» **Records shown**:

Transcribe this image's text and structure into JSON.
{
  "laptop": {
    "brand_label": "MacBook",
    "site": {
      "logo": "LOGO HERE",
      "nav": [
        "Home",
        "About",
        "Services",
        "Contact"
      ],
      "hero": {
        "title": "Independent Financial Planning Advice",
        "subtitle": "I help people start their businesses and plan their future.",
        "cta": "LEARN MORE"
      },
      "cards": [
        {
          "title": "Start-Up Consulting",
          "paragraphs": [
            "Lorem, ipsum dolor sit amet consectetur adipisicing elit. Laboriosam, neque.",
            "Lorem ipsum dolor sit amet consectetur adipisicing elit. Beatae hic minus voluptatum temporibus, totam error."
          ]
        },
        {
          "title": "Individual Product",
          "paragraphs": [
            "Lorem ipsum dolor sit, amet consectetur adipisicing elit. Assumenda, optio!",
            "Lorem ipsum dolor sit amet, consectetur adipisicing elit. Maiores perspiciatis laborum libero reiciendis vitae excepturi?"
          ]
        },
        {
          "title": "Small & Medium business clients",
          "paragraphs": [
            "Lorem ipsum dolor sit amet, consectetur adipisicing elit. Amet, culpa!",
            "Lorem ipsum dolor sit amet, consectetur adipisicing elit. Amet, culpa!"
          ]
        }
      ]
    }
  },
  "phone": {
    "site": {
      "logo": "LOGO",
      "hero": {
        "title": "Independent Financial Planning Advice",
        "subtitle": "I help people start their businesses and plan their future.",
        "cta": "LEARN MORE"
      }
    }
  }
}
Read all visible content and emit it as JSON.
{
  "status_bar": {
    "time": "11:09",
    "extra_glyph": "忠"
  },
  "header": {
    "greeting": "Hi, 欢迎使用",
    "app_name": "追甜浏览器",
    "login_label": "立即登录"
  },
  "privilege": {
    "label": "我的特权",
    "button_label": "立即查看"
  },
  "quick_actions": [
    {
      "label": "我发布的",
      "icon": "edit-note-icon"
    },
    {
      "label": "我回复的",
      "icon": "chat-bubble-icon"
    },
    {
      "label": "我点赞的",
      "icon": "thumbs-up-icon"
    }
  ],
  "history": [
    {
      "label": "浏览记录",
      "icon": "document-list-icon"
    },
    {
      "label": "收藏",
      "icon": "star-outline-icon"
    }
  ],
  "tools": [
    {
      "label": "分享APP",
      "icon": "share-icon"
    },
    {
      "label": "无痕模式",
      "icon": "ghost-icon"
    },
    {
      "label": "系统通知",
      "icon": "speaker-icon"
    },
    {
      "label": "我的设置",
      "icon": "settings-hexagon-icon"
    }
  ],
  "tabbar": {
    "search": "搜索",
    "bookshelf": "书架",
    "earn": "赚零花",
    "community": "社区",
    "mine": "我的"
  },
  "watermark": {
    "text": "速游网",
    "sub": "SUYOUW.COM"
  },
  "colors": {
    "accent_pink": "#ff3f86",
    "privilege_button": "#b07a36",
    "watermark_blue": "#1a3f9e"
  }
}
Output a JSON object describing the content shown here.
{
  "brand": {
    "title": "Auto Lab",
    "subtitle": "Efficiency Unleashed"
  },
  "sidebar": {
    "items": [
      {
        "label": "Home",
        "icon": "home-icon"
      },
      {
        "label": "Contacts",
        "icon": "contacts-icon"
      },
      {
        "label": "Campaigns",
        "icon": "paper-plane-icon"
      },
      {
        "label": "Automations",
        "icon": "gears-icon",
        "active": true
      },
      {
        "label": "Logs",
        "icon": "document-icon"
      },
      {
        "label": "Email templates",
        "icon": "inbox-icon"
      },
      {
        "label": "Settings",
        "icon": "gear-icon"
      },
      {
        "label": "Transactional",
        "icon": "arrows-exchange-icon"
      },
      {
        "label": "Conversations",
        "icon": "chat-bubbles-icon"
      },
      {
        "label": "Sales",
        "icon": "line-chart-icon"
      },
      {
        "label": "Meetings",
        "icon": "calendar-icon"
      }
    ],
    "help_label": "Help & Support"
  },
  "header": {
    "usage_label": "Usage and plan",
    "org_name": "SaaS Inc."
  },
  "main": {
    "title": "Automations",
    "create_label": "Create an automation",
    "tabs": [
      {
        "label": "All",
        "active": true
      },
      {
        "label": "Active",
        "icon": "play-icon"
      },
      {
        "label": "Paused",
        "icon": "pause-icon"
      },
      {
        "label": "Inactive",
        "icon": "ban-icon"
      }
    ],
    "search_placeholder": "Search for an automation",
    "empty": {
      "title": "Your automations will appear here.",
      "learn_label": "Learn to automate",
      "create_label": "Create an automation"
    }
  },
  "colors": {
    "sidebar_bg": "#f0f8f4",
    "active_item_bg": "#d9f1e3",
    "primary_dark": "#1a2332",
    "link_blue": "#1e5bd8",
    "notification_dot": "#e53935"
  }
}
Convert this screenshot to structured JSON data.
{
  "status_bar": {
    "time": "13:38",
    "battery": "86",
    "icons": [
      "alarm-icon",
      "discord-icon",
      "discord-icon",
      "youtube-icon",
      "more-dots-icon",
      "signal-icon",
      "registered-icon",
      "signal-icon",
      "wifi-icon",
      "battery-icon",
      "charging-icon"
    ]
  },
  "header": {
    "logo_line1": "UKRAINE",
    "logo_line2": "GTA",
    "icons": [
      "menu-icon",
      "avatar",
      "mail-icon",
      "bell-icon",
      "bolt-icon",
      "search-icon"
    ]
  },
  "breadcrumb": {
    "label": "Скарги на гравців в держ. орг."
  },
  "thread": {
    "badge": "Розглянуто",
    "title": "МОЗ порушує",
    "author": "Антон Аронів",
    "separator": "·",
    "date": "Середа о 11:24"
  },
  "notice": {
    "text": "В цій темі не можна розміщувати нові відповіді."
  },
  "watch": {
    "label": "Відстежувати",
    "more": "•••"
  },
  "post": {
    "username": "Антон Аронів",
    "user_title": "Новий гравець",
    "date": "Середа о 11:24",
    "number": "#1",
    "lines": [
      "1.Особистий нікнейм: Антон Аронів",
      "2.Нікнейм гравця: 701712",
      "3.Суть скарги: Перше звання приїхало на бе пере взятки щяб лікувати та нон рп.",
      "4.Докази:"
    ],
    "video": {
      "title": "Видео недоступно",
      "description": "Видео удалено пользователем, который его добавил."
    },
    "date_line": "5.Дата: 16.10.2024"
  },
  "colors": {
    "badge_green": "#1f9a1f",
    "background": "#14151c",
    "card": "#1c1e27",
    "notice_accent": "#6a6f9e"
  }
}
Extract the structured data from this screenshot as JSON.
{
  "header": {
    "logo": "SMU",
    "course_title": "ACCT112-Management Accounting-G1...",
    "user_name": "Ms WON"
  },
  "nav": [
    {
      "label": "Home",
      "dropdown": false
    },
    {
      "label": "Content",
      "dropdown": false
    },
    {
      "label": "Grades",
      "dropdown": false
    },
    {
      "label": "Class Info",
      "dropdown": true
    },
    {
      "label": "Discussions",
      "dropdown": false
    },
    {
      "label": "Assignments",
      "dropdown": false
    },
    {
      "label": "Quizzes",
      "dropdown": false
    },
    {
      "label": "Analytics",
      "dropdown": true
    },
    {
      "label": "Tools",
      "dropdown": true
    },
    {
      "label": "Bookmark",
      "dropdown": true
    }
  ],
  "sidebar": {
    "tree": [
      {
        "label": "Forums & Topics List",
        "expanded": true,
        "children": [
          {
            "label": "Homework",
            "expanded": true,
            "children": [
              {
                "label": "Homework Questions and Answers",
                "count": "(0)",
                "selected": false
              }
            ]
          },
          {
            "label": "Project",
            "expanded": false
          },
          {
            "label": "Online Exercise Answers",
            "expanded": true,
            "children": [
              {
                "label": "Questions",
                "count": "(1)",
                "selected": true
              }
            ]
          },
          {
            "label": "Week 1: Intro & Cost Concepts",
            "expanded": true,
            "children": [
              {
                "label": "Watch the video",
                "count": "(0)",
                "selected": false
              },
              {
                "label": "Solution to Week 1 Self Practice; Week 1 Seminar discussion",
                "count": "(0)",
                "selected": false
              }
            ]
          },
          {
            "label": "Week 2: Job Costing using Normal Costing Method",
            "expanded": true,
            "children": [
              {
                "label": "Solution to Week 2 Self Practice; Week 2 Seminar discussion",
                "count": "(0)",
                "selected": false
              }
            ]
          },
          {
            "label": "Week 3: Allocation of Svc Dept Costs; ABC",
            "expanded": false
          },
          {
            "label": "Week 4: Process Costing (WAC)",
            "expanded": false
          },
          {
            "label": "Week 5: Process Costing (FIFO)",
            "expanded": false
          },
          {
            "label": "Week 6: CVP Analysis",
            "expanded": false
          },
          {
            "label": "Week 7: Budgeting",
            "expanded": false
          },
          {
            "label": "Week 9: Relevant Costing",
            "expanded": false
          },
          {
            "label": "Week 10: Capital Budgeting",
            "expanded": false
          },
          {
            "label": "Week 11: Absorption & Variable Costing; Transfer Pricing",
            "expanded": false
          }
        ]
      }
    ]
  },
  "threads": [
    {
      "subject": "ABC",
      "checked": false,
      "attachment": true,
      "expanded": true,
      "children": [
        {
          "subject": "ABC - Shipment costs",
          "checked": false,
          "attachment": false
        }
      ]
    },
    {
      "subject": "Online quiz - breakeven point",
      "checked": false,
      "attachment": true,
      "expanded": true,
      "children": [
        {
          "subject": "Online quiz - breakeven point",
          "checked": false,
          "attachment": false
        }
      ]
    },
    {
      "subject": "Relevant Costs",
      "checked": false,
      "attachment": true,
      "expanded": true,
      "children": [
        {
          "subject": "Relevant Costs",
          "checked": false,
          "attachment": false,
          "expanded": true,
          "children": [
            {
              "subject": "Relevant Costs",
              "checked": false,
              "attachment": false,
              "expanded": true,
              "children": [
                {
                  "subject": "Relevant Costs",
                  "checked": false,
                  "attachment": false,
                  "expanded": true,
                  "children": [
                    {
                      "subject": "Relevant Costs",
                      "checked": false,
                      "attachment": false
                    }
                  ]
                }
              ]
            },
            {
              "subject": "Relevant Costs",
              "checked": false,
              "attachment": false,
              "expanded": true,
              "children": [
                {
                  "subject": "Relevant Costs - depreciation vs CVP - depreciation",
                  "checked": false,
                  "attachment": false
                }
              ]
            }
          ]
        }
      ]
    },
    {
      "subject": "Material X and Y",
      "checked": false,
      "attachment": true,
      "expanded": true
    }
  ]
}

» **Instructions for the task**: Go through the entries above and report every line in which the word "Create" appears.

» **Written solution**:
    "create_label": "Create an automation",
      "create_label": "Create an automation"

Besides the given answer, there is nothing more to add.